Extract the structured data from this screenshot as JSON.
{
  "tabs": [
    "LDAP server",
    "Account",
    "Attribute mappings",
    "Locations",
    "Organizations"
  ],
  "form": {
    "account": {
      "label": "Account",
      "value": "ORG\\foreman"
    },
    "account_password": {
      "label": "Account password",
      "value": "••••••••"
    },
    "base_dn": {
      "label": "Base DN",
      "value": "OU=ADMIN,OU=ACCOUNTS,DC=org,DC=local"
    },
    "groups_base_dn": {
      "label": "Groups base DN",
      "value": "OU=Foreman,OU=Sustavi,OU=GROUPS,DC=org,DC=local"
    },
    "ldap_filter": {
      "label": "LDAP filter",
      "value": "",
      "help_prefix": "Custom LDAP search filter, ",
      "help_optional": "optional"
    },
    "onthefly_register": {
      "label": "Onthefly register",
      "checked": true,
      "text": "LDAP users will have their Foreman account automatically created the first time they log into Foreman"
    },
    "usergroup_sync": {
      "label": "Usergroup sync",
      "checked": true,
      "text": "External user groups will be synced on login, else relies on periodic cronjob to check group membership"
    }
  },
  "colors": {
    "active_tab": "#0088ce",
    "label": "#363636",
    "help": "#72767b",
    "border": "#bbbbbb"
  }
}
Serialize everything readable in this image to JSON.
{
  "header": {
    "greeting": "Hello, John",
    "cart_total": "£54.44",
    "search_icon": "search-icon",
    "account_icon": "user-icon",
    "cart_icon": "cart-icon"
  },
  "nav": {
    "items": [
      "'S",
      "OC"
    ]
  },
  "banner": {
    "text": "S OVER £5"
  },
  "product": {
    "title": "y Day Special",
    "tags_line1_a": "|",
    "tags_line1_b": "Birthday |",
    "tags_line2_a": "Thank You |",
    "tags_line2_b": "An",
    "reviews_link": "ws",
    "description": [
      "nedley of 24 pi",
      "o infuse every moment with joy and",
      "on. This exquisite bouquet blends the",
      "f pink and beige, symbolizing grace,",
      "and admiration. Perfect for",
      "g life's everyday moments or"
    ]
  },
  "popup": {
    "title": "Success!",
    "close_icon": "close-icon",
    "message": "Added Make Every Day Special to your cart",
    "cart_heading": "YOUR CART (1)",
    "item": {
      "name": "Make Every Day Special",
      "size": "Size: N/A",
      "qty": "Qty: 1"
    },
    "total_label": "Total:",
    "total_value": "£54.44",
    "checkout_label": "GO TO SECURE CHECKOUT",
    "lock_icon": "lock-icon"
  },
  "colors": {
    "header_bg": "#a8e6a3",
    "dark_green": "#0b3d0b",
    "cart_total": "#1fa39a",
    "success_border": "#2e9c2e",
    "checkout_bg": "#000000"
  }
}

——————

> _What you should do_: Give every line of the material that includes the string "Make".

> _Result of this task_:
    "message": "Added Make Every Day Special to your cart",
      "name": "Make Every Day Special",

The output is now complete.